You don't need to know this study, but the results are really useful for discussing individual differences in memory and it's a good example of a cognitive field experiment.
LOFTUS' RESEARCH INTO INDIVIDUAL DIFFERENCES IN MEMORY
When studying individual differences in memory, researchers focus on two types of memory:
Loftus et al. (1992) investigated these variables with an opportunity sample of 1989 visitors to a Science Museum in San Francisco. The sample included children and the elderly as well as adults from different backgrounds.
Visitors watched a 75-second film of a crowd scene, at the end of which a man is nearly run over by a van and assaulted by an officer with a baton. They were later asked 10 questions about the episode on a computer screen. 6 yes/no questions measured Accuracy; there were 2 leading questions (half the participants were misinformed about the colour of the van and the officer's uniform) and 2 questions measuring Suggestibility (asking about the colour of the van and the officer's uniform).
This was a field experiment, because the participants were real visitors to the Science Museum. The IV is (1) whether or not the participants were given leading questions and the DVs are whether they falsely recalled a white van and white uniform and their score for Accuracy. It uses Independent Groups design (because half the participants were put in the Suggestibility group by being given a leading question and the other haldf was a Control group who did not get a leading question).
However, it is also a natural experiment, because Loftus et al. recorded the (2) age, (3) occupation, (4) gender and (5) educational level of participants for comparison purposes.
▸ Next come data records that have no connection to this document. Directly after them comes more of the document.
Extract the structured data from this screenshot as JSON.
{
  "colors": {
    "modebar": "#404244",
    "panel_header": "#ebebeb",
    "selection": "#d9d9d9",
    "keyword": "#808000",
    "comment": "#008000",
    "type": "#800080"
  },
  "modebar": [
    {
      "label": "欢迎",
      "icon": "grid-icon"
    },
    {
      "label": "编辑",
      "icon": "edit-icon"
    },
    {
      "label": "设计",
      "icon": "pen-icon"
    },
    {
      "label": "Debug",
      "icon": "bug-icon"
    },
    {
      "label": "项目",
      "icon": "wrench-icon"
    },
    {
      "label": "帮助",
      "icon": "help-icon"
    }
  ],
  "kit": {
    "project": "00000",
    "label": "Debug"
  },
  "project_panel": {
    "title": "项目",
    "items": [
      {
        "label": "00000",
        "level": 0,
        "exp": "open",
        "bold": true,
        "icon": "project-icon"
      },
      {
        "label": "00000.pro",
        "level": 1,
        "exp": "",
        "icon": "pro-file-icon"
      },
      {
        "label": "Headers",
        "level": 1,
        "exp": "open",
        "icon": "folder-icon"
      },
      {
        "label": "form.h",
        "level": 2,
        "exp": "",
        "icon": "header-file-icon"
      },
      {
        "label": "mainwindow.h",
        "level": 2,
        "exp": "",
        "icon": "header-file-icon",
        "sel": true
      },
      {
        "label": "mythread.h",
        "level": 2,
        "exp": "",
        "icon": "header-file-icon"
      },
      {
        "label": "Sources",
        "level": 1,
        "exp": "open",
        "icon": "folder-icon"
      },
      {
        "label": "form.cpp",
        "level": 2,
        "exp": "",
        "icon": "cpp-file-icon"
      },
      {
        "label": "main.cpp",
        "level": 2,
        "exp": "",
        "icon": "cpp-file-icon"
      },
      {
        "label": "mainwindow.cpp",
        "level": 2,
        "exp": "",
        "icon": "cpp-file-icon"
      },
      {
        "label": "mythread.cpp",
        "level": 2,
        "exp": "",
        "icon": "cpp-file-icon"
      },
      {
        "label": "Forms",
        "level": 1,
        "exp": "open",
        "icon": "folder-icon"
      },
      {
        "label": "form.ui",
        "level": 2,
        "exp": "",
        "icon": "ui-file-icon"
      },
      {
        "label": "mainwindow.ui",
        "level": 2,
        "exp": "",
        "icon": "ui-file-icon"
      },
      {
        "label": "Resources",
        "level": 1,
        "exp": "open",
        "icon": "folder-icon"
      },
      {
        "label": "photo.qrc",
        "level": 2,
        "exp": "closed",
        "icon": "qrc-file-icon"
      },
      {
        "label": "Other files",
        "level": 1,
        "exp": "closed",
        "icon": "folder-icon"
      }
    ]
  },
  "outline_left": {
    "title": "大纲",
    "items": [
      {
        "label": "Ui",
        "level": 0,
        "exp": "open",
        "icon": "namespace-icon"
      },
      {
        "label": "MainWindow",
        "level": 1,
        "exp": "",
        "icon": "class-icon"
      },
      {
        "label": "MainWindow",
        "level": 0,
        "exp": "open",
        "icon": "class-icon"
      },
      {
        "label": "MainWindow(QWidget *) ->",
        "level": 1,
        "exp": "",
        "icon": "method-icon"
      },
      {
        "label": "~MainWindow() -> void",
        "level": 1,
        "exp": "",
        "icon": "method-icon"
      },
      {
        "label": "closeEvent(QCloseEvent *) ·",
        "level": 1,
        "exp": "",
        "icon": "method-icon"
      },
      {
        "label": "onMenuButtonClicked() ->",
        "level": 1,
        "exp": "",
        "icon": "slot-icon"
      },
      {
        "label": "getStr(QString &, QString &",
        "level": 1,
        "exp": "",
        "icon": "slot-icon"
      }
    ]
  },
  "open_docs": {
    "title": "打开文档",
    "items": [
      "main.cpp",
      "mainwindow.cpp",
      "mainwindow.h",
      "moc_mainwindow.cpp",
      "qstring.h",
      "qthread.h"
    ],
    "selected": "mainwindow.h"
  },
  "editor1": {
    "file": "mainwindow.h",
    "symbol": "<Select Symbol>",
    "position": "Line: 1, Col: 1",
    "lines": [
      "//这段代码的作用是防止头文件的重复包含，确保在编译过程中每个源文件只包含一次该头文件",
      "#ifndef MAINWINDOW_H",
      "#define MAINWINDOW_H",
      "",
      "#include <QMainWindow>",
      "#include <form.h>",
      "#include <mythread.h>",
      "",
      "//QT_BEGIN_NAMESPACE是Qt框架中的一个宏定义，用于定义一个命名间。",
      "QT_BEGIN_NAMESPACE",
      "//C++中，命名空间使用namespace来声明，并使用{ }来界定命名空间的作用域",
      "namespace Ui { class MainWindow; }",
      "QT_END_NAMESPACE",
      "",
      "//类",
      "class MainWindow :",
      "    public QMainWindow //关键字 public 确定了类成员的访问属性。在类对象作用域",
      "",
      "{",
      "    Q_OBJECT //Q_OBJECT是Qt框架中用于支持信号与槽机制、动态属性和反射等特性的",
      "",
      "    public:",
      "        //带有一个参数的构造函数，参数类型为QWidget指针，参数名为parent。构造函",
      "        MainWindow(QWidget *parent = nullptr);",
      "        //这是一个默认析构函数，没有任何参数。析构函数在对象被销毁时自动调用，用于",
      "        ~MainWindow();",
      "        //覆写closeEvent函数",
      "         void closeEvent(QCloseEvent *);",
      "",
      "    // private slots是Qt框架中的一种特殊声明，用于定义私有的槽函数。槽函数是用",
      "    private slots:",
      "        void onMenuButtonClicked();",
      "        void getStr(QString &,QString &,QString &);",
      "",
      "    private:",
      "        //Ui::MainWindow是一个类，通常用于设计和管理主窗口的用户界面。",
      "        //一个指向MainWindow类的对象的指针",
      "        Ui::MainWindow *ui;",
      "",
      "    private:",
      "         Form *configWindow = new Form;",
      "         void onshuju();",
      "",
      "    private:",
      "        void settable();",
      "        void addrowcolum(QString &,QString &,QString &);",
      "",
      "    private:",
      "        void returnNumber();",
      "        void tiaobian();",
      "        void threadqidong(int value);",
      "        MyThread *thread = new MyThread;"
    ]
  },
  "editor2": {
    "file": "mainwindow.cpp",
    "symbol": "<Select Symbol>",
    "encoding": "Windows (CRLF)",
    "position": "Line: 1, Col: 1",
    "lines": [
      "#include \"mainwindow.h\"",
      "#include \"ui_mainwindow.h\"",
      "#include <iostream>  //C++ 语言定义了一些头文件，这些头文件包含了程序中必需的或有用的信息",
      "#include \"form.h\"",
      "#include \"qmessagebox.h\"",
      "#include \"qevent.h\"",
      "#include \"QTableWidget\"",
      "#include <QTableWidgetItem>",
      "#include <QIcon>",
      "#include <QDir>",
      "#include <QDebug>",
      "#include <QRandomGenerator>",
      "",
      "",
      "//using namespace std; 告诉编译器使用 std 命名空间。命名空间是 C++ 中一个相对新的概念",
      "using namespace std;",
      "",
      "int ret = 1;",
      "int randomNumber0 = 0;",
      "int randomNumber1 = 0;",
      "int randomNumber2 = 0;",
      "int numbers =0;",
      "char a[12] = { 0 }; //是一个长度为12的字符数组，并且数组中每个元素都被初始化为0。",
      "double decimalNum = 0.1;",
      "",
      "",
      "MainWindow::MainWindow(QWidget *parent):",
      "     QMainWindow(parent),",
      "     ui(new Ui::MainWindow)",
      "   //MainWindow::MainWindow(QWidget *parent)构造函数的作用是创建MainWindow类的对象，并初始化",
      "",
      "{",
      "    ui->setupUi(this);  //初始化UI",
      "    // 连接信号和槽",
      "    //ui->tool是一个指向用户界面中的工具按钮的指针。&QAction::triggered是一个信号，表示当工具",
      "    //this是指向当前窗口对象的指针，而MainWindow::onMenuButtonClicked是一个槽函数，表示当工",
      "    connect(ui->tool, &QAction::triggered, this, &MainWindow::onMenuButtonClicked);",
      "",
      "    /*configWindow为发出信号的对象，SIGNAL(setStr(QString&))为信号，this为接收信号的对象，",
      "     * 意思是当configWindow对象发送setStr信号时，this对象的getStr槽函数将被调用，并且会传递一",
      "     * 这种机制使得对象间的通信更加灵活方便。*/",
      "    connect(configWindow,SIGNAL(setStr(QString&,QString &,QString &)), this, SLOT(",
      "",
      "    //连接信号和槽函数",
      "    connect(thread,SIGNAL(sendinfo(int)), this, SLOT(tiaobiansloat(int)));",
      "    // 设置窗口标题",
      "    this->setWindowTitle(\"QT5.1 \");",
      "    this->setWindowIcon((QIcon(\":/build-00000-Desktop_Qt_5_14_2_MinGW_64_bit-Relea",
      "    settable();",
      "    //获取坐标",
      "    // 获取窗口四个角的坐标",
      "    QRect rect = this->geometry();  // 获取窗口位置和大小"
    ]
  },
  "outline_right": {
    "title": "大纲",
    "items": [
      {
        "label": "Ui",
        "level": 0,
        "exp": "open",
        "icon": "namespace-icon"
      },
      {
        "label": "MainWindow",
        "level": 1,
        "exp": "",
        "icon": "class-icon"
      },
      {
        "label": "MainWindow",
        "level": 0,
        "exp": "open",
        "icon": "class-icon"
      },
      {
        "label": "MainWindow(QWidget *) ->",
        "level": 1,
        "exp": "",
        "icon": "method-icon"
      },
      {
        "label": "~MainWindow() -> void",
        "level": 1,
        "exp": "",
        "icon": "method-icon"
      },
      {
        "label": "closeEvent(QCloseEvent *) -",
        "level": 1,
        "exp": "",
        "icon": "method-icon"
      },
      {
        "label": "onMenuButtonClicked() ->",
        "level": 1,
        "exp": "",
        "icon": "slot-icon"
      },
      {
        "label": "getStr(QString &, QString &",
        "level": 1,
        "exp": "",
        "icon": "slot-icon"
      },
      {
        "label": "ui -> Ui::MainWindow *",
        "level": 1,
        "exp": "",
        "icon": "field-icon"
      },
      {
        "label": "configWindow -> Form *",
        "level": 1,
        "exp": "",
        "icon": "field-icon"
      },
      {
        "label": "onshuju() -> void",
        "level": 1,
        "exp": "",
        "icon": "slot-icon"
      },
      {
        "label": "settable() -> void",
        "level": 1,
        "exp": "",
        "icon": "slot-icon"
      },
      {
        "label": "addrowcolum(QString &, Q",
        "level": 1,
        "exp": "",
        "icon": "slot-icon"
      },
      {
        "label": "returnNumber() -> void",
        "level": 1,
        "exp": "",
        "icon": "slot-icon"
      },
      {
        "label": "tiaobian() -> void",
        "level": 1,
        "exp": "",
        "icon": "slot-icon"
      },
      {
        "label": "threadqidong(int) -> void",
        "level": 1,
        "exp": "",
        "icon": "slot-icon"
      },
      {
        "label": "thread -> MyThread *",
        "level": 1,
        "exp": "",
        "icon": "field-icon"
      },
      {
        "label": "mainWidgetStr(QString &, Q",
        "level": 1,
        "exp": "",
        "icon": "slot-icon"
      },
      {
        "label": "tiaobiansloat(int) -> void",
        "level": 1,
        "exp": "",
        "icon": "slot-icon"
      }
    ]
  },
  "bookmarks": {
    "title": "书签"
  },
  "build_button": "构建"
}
These are naturally-varying IVs.
Loftus found that average accuracy was 74%. 26-35 year-olds were most accurate (77%) and the elderly (age 65+) group were the least accurate (56%). Children (age 5-10) and the elderly (age 65+) got the lowest scores for accuracy and were also the most suggestible.
Males and females scored similarly, except in the elderly group, where females were much more accurate than males (69% versus 43%).
The unemployed were the least accurate (65%) and people working in trade/technical scored the highest (77%). Oddly, accuracy was low for lawyers (66%) and the police (68%). Artists got unusual scores: they were average for accuracy, but very suggestible (54% affected by leading questions compared to 17% in the artists control group).
Education did make a difference, with the most educated groups being more accurate but suggestibility was not affected by education.
Loftus concludes that there are individual differences in memory ability, both in accuracy and suggestibility.
APPLYING PSYCHOLOGY TO INDIVIDUAL DIFFERENCES IN MEMORY
EVALUATING INDIVIDUAL DIFFERENCES IN MEMORY (AO3)